• Arctic Research Center, Satellite Observation and Modeling Research Group
  • Hokudai Type2015
  • Spain

Specialized Field

Ecology, climate change


Our current geological epoch, the Anthropocene, is characterized by the human transformation of the global environment. Though the human fingerprint on our environment is plural and complex, climate change is undoubtedly one of the key global drivers of ecological change. Through its impact on biota, ecosystems, and natural resources, it affects the way we live, our health, economic and social assets, and even our global security.To avoid extinction, organisms (humans included) facing rapid changes in climate must withstand those changes or move away towards places were conditions remain more favorable. I am interested in these processes and their interplay to ultimately better understand how ecosystems will reorganize and blend in the future. The outcome is however still poorly understood: as novel climate conditions emerge and the boundaries between ecosystems melt away, new biological interactions and ecological surprises of uncertain outcome will arise.
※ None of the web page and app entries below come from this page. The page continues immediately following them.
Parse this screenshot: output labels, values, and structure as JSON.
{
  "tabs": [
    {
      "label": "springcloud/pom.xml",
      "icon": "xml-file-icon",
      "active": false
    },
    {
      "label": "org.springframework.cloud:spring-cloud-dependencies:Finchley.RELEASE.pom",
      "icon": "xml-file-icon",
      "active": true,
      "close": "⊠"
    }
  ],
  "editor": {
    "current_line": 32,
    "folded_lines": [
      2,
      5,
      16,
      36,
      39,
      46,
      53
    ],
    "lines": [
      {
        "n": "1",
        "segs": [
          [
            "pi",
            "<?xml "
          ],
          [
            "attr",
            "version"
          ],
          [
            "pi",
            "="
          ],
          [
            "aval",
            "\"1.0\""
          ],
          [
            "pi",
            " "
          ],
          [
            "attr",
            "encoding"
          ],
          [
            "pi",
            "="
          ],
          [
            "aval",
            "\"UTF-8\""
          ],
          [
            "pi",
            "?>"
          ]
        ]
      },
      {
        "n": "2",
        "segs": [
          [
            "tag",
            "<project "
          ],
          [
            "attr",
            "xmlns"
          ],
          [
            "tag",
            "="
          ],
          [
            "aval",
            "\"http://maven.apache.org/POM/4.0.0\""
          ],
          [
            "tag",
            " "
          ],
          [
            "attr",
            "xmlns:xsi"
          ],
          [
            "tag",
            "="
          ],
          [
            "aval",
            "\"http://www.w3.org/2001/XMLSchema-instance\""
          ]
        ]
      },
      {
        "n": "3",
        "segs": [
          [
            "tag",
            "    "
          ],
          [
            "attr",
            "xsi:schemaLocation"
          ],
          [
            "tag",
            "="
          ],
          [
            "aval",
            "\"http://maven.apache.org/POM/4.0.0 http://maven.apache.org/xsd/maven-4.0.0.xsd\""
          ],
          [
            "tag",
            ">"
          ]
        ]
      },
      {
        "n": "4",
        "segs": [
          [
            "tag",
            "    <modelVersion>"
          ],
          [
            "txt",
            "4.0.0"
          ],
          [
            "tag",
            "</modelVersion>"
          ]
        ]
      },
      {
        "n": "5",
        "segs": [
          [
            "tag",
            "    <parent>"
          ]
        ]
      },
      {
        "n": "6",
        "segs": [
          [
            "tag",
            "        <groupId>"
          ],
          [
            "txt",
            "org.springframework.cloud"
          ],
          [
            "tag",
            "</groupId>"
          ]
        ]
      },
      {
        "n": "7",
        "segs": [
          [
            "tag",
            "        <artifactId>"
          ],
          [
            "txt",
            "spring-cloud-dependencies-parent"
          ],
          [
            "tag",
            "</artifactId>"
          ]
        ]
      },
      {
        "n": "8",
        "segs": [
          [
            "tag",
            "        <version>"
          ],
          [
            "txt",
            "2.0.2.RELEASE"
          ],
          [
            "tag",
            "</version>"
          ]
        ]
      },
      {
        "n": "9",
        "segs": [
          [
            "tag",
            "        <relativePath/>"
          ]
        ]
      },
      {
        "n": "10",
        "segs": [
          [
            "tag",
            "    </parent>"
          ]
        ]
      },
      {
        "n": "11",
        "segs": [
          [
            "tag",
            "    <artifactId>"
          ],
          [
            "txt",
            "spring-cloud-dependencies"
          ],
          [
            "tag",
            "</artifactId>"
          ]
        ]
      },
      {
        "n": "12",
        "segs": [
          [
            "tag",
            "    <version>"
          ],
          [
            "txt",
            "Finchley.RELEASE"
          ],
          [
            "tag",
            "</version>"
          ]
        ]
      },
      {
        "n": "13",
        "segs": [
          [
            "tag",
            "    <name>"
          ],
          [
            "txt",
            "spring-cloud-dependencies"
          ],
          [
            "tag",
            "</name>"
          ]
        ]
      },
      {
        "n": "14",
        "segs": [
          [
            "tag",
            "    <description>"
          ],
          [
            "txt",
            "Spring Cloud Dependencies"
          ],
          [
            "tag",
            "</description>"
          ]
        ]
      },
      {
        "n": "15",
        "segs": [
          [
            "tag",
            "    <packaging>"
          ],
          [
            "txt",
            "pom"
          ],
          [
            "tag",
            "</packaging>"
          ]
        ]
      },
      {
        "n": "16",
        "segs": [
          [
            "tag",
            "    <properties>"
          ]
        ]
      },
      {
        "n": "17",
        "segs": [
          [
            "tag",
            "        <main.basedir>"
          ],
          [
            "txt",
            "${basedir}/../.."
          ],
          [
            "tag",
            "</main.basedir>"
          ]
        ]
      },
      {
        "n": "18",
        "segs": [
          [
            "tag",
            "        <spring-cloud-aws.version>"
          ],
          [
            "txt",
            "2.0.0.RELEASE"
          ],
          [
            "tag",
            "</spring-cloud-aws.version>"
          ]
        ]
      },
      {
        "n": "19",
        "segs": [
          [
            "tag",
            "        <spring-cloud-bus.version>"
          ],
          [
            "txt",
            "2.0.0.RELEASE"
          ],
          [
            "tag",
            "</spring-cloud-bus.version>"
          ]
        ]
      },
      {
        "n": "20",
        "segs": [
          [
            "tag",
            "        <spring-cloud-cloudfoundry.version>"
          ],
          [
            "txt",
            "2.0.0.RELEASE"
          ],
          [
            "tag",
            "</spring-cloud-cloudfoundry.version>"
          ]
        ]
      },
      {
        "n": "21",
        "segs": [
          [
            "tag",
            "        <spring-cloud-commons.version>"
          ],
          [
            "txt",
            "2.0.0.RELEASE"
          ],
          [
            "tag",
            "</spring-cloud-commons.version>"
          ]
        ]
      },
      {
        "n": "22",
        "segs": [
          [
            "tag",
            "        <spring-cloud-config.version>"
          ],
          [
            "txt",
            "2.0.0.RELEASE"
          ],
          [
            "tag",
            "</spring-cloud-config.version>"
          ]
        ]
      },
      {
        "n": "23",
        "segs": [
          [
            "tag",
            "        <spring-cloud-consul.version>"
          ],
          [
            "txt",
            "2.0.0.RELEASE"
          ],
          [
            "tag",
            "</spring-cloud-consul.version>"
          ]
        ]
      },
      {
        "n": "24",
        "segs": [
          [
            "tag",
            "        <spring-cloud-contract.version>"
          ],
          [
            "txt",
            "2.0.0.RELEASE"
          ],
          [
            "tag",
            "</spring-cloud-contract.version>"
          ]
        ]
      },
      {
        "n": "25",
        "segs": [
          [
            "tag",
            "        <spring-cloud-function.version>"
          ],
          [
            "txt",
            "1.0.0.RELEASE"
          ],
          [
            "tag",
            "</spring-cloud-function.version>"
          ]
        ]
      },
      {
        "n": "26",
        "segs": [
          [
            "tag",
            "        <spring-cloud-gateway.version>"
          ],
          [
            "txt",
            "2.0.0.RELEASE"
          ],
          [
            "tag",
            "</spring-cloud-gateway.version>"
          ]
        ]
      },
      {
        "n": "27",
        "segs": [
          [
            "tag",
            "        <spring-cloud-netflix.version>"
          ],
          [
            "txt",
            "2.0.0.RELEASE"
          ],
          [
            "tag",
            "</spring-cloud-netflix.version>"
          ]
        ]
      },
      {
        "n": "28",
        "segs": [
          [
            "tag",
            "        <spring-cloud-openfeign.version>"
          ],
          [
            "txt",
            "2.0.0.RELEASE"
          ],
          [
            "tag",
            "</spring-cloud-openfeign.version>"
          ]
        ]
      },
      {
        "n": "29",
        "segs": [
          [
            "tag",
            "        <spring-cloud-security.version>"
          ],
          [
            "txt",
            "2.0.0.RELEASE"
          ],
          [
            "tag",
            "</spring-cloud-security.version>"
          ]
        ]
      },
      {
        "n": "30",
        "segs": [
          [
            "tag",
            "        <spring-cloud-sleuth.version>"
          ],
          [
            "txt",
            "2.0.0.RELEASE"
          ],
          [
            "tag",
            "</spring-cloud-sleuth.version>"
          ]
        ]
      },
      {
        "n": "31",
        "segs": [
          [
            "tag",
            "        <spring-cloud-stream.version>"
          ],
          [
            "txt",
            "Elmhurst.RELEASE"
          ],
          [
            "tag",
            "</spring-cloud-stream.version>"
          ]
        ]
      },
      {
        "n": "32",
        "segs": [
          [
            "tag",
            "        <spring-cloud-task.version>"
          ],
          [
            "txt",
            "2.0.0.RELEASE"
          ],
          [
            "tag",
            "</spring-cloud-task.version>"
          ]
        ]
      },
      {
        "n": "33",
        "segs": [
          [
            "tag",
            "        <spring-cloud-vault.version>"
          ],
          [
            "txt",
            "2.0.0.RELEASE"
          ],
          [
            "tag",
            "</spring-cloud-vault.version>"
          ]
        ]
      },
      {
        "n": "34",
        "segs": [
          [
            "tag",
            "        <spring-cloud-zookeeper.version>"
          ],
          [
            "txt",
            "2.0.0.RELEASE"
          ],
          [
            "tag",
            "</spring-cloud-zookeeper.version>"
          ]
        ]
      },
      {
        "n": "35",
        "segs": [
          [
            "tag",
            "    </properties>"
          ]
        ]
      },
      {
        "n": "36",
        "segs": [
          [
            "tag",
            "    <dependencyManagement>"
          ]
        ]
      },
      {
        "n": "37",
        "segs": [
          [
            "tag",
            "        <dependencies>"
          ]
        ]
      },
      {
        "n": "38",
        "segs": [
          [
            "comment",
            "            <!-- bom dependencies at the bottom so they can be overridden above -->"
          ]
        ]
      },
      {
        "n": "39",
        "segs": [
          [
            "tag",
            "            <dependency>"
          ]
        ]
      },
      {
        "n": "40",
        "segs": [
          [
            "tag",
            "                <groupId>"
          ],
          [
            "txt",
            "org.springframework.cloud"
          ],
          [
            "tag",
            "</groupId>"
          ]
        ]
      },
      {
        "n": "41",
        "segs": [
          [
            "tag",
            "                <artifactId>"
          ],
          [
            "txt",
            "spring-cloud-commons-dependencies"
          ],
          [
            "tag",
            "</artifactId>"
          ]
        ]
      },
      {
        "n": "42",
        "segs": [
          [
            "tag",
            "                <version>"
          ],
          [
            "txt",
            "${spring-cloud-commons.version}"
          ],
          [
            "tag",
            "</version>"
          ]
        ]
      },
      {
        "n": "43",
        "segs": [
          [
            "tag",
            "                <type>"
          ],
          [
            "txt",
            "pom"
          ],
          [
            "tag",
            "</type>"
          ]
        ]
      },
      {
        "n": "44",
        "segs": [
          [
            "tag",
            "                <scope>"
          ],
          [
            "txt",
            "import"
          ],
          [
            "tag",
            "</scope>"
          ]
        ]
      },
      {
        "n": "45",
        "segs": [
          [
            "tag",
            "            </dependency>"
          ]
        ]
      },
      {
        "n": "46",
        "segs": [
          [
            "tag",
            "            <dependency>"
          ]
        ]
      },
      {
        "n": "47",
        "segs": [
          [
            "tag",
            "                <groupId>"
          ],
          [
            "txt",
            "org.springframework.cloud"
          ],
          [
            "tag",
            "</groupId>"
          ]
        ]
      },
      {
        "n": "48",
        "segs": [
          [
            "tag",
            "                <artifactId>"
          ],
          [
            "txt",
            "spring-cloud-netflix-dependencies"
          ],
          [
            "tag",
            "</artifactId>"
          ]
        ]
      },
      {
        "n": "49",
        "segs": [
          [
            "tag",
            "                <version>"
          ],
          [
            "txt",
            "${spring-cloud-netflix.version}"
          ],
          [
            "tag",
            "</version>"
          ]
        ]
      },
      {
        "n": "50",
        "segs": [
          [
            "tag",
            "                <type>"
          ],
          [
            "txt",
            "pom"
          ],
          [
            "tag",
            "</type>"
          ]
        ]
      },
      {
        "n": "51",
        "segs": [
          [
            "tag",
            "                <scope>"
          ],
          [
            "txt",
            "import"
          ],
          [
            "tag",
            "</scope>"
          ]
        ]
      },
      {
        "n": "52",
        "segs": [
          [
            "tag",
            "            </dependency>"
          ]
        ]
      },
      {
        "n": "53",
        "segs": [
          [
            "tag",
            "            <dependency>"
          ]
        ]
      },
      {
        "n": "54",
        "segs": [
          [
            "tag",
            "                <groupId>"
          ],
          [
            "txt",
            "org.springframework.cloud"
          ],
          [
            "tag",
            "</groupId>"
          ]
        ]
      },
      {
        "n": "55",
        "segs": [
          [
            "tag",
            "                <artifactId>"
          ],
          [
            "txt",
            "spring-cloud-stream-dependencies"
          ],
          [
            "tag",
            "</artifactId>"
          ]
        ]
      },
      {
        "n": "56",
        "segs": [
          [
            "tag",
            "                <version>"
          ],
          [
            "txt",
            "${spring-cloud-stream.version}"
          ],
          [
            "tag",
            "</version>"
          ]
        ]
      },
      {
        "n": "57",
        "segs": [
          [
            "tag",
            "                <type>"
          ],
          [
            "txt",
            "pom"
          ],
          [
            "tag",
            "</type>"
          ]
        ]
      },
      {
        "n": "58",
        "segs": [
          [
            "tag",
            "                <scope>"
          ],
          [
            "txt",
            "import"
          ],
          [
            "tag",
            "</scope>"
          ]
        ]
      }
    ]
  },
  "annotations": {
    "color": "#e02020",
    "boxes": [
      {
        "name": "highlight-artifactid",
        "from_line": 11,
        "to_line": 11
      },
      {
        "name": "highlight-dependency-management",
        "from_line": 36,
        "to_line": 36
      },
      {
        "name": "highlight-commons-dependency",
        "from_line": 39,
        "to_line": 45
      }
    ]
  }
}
This represents a clear research priority for adaptive conservation globally, and even more in the Arctic where climate change is developing faster and more severe than the global average, and will increasingly do so in the future.


Credit: David Grémillet/CNRS-INEE